There’s not only your physical health to be concerned about, but there is also your mental health to consider as well. Being in jail can be stressful for anyone. Prolonged stress has its own set of side effects, like anxiety, depression, feeling overwhelmed, and becoming easily agitated. Long-term stress will eventually have physical side effects that could be serious or even catastrophic.

I’m just gonna set this right here – Jail Fights and Jail Violence!! – Nothing else needs to be said on that subject.

5. Harmful To Your Defense

If you stay in jail while awaiting your hearings, you could be there months, and possibly over a year. That means your attorney will be left doing all the work with minimal input from your. They will have to make time for attorney-client visits at the jail which gets to be time consuming. Time is something many You’ll want to be able to assist in your case work. Not to mention, being out of jail will help you to have a clear mind where you may think of things to support your case that you may not think of if you’re sitting in jail under stress.

Another thing to consider concerning your defense is first impressions. And in you better believe they DO count! It’s better you appear in court on more equal footing with the prosecution – well groomed, in regular clothes or even a suit – rather than showing up needing a haircut and in a County jumpsuit! We all know it’s not suppose to matter, and that you are supposed to be innocent until proven guilty. But this is the REAL world and first impressions DO MATTER!! You won’t be in the courtroom long enough for a judge to get to know you. So you’ll want to get it right the first time.

There is a theory related to how hard people fight their charges when they’re fighting from inside the jail as opposed to fighting from outside the jail. The theory is that people fighting from inside the jail have a larger frequency of taking plea deals. And sometimes they even agree to charges and crimes they didn’t commit if it means getting some sort of deal that will allow them to be released from jail sooner rather than later. Obviously, this is not a position you want to find yourself in.

If you are out of jail, then you may have the opportunity to continue the job you had before being arrested, or maybe start a new job. Either way, the income can be used to help fund your defense. Maybe private investigators will be needed. It’s easier to cover their expenses if you are out of jail where you can work.

6. Don’t Incriminate Yourself!

This may seem like an obvious statement, but many people are not aware of the fact that most jails have video and recording devices throughout the facilities. Phone calls and video chats are routinely recorded. As a matter of fact, at most jails when an inmate makes a phone call to an outside person there is an automated option to identify the call as a “client-attorney” call, which separates that particular recorded call from other calls due to privacy concerns.
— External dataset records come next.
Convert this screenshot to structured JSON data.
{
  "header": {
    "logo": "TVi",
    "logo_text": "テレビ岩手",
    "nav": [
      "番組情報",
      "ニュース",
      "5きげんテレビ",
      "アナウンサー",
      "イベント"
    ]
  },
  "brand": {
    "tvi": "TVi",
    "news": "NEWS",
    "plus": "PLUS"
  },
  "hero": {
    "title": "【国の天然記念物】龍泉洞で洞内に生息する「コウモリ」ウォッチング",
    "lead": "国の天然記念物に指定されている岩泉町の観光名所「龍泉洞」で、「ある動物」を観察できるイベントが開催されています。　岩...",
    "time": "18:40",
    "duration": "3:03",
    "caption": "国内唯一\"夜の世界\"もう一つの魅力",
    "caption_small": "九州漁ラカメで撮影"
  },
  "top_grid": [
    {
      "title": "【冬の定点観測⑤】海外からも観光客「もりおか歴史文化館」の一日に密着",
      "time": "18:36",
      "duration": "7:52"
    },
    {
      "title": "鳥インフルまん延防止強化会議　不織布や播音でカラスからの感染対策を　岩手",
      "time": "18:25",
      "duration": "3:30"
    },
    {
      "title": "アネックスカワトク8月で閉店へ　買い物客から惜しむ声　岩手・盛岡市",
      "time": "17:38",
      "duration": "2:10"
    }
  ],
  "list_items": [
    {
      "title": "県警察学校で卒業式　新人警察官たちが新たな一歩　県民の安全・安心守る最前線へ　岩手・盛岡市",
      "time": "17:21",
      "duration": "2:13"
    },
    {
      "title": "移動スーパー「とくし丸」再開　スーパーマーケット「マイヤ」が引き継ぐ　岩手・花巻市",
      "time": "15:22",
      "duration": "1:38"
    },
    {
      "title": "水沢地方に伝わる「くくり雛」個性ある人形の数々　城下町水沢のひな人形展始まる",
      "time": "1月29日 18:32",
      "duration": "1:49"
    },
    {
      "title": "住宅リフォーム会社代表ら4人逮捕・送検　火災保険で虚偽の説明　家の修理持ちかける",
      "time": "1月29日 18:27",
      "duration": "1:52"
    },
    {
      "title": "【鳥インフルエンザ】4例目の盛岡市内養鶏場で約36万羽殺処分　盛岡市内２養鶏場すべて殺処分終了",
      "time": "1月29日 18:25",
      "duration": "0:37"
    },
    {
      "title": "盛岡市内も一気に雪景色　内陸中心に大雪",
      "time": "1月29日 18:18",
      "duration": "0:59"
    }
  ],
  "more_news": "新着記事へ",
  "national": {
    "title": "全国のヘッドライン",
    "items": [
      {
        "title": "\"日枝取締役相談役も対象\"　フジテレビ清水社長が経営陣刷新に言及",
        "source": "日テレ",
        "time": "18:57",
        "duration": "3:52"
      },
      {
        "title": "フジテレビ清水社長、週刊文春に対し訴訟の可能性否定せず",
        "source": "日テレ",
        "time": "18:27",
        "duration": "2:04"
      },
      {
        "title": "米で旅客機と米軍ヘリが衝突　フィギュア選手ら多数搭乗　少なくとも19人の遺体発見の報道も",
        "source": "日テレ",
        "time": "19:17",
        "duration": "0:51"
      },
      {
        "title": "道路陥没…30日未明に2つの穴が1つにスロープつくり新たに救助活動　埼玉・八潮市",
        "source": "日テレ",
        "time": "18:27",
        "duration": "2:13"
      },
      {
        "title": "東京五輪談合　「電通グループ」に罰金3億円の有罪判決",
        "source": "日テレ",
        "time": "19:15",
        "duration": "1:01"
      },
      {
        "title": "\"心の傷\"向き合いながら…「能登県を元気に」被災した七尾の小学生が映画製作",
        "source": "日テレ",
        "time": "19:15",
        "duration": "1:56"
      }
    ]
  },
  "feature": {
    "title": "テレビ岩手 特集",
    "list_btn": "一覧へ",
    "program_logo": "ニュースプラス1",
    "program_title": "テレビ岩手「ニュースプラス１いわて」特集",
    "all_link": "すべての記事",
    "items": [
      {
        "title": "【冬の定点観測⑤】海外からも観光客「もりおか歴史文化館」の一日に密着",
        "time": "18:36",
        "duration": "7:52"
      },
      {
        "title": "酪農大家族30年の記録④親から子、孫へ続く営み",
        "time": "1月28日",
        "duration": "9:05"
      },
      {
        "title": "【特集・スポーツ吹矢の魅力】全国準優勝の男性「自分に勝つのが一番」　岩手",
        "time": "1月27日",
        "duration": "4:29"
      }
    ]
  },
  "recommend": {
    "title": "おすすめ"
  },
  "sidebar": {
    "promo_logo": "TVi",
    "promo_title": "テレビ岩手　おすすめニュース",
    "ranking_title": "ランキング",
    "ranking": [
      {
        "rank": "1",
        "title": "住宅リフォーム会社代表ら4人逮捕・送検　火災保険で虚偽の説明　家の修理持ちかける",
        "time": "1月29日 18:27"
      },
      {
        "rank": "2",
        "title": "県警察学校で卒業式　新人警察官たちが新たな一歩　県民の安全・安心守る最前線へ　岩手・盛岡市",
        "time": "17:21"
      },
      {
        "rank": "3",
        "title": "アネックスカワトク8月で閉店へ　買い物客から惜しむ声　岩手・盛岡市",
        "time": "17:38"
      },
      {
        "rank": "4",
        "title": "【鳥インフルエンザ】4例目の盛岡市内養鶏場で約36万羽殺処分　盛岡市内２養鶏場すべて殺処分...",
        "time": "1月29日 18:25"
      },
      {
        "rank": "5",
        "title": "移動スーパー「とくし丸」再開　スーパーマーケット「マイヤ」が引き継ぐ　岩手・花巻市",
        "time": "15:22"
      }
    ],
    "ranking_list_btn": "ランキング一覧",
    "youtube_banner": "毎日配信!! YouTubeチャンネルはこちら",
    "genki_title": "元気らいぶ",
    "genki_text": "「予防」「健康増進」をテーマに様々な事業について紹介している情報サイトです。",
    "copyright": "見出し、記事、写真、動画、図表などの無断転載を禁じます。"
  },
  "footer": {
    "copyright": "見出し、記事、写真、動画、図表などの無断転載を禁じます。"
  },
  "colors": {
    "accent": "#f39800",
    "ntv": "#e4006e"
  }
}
It doesn’t mean the call isn’t recorded, it just means it gets handled differently, and access to the recording is limited even to legal personnel.

The last thing you want to happen is for you to be on a video call or phone call and say something you thought was harmless, only to have it turn up in court and used against you. Or you could possibly say something to another inmate that you thought meant nothing, then later find out you’ve been set up and your statement has been turned over to a jail guard!

Southern Bail Bonds can help you and your family get your bail bonds posted and get your loved ones back home. Let our professional bail bond agents help relieve some of the stress. We will be happy to answer any questions you may have regarding the bail bonds process.

Give us a call at 214-372-2500, we’re standing by and ready to help!

If you enjoyed this article, check out these other articles regarding types of bail bonds:
The Pros And Cons Of Getting Out Of Jail
7 Ways Bail Bonds Can Benefit Your Loved One